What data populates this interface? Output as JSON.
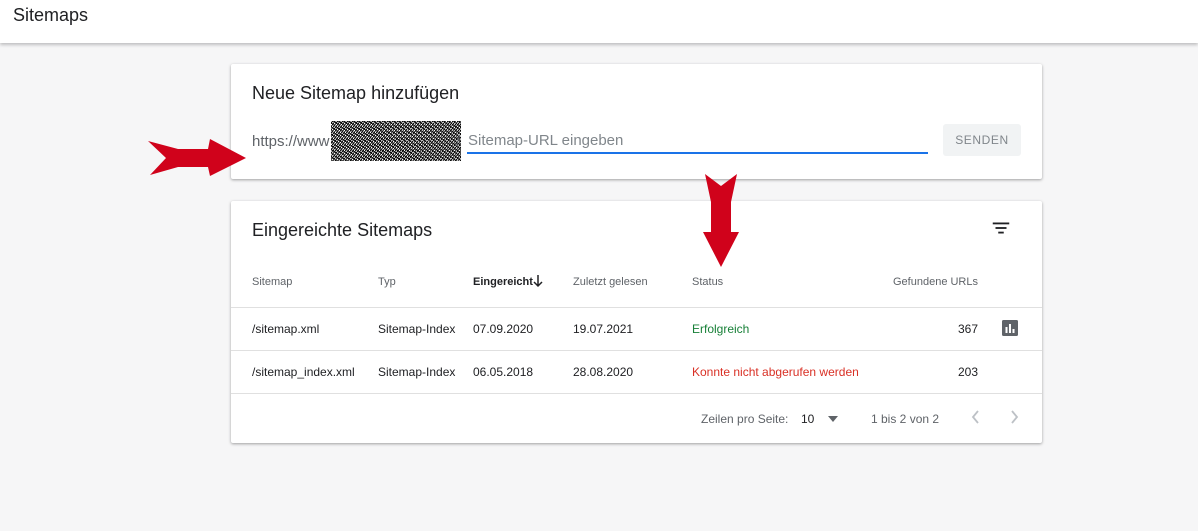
{
  "header": {
    "title": "Sitemaps"
  },
  "add_card": {
    "title": "Neue Sitemap hinzufügen",
    "url_prefix": "https://www",
    "slash": "/",
    "input_placeholder": "Sitemap-URL eingeben",
    "input_value": "",
    "send_label": "SENDEN"
  },
  "list_card": {
    "title": "Eingereichte Sitemaps",
    "columns": {
      "sitemap": "Sitemap",
      "type": "Typ",
      "submitted": "Eingereicht",
      "last_read": "Zuletzt gelesen",
      "status": "Status",
      "urls": "Gefundene URLs"
    },
    "rows": [
      {
        "sitemap": "/sitemap.xml",
        "type": "Sitemap-Index",
        "submitted": "07.09.2020",
        "last_read": "19.07.2021",
        "status": "Erfolgreich",
        "urls": "367"
      },
      {
        "sitemap": "/sitemap_index.xml",
        "type": "Sitemap-Index",
        "submitted": "06.05.2018",
        "last_read": "28.08.2020",
        "status": "Konnte nicht abgerufen werden",
        "urls": "203"
      }
    ],
    "pagination": {
      "rows_per_page_label": "Zeilen pro Seite:",
      "rows_per_page_value": "10",
      "range": "1 bis 2 von 2"
    }
  },
  "colors": {
    "accent": "#1a73e8",
    "success": "#188038",
    "error": "#d93025",
    "annotation_arrow": "#d0021b"
  },
  "icons": [
    "filter-icon",
    "sort-arrow-down-icon",
    "bar-chart-icon",
    "caret-down-icon",
    "chevron-left-icon",
    "chevron-right-icon",
    "red-arrow-right-icon",
    "red-arrow-down-icon"
  ]
}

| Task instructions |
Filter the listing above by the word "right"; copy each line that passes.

| Exercise output |
    "chevron-right-icon",
    "red-arrow-right-icon",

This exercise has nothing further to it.